But what Yale did was go, “BOOM!” It really opened my eyes to the complexities of class and racism and separatism. And the intellectual curiosity there was just so different. They didn’t even give the SAT in my high school. By the time I decided I wanted to go to Yale, I’d missed the SAT, so I had to wait out entire year to take it. That was the context I was coming from.
At Yale, I became a leader in my own right. I became active in MEChA at Yale, which focuses on Latinx issues, social justice, and activism. I took over a speaker’s program, and that gave me freedom to invite people like [labor organizer, civil rights activist, and Presidential Freedom Medal winner] Cesar Chavez. When he came, Woolsey Hall was packed. That told me it wasn’t just us Latinos who wanted to hear from him, it was all of Yale who wanted to hear about it. That was very empowering.
“The way Yale is set up, it lets you make friends outside of your discipline. It is wonderful to have communities that are much more diverse than your own small community can be. So I also became friends with some of the most conservative students there, who pushed me to defend my positions and ideas. And in some ways, I thank them the most for my evolution, because they taught me that I had to clearly understand what I believed in, and why. And also, they showed me that I could remain very good friends with people who had other views.

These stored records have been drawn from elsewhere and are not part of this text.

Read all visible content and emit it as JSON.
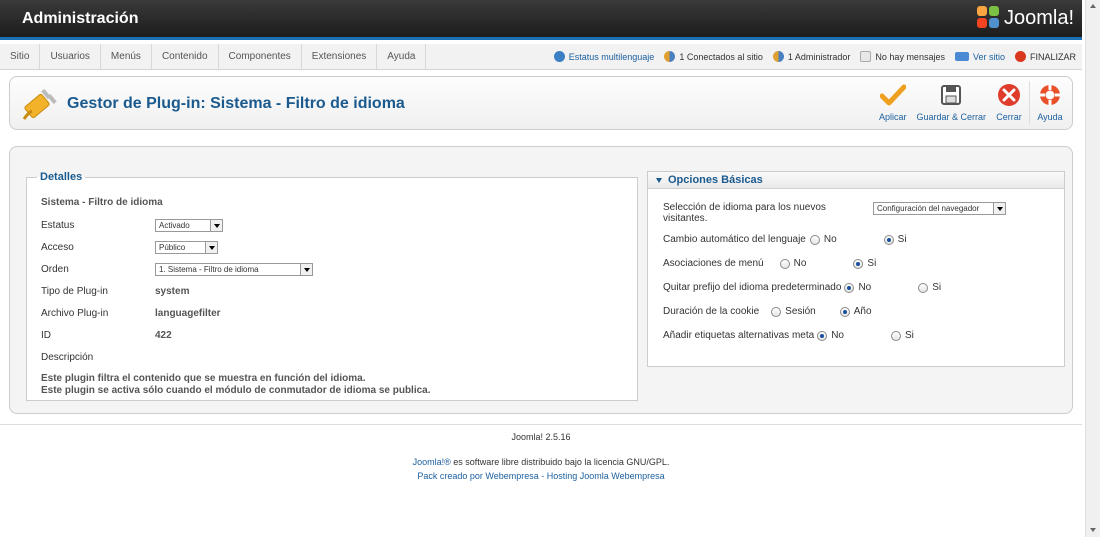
{
  "header": {
    "title": "Administración",
    "logo_text": "Joomla!"
  },
  "menu": [
    "Sitio",
    "Usuarios",
    "Menús",
    "Contenido",
    "Componentes",
    "Extensiones",
    "Ayuda"
  ],
  "status": {
    "multilang": "Estatus multilenguaje",
    "online": "1 Conectados al sitio",
    "admins": "1 Administrador",
    "messages": "No hay mensajes",
    "view_site": "Ver sitio",
    "logout": "FINALIZAR"
  },
  "toolbar": {
    "title": "Gestor de Plug-in: Sistema - Filtro de idioma",
    "apply": "Aplicar",
    "save_close": "Guardar & Cerrar",
    "close": "Cerrar",
    "help": "Ayuda"
  },
  "details": {
    "legend": "Detalles",
    "plugin_name": "Sistema - Filtro de idioma",
    "status_label": "Estatus",
    "status_value": "Activado",
    "access_label": "Acceso",
    "access_value": "Público",
    "order_label": "Orden",
    "order_value": "1. Sistema - Filtro de idioma",
    "type_label": "Tipo de Plug-in",
    "type_value": "system",
    "file_label": "Archivo Plug-in",
    "file_value": "languagefilter",
    "id_label": "ID",
    "id_value": "422",
    "desc_label": "Descripción",
    "desc_line1": "Este plugin filtra el contenido que se muestra en función del idioma.",
    "desc_line2": "Este plugin se activa sólo cuando el módulo de conmutador de idioma se publica."
  },
  "options": {
    "title": "Opciones Básicas",
    "lang_select_label": "Selección de idioma para los nuevos visitantes.",
    "lang_select_value": "Configuración del navegador",
    "auto_change_label": "Cambio automático del lenguaje",
    "menu_assoc_label": "Asociaciones de menú",
    "remove_prefix_label": "Quitar prefijo del idioma predeterminado",
    "cookie_label": "Duración de la cookie",
    "meta_label": "Añadir etiquetas alternativas meta",
    "no": "No",
    "yes": "Si",
    "session": "Sesión",
    "year": "Año"
  },
  "footer": {
    "version": "Joomla! 2.5.16",
    "license_link": "Joomla!®",
    "license_text": " es software libre distribuido bajo la licencia GNU/GPL.",
    "pack": "Pack creado por Webempresa - Hosting Joomla Webempresa"
  },
  "colors": {
    "accent_blue": "#1b6fb5",
    "title_blue": "#1a5a8e",
    "apply_orange": "#f0a020",
    "close_red": "#e03c2c"
  }
}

“I am incredibly grateful for Yale. I tell people all the time what a difference it made to me.”
In the next issue of the newsletter, we’ll focus on Representative Carolyn Bourdeaux, the recently elected Representative for Georgia’s 7th District, and one of only three Democratic challengers across the U.S. to flip their red districts to blue.
— Laura Teller ’77, YaleWomen Council Member